- _Work item_
Scan the entries below and extract each line with the word "content" in it.

Source records

##############################

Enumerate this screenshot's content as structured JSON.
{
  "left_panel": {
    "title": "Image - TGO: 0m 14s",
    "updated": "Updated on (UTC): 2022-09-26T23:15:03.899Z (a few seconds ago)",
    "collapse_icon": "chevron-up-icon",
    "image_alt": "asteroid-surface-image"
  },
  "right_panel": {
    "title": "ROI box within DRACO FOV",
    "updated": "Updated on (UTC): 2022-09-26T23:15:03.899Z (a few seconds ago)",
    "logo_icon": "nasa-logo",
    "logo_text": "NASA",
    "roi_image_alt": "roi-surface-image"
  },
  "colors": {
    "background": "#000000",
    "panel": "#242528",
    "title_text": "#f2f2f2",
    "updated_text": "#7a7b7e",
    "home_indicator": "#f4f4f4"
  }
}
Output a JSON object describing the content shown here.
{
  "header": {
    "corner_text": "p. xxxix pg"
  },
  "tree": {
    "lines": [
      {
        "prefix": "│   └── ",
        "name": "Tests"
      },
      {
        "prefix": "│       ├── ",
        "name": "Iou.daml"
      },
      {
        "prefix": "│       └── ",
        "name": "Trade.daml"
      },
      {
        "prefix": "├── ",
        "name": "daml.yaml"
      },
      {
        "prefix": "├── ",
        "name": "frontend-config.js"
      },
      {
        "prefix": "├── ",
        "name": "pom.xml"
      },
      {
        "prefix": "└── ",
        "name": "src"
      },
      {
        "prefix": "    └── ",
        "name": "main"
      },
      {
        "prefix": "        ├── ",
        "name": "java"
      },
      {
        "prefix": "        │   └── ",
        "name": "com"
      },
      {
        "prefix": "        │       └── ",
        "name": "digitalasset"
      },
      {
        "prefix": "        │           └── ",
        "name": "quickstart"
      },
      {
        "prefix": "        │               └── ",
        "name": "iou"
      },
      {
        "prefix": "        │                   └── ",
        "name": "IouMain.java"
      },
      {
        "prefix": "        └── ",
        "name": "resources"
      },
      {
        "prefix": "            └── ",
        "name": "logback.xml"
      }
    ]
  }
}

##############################

- _Exercise output_
Enumerate this screenshot's content as structured JSON.
Output a JSON object describing the content shown here.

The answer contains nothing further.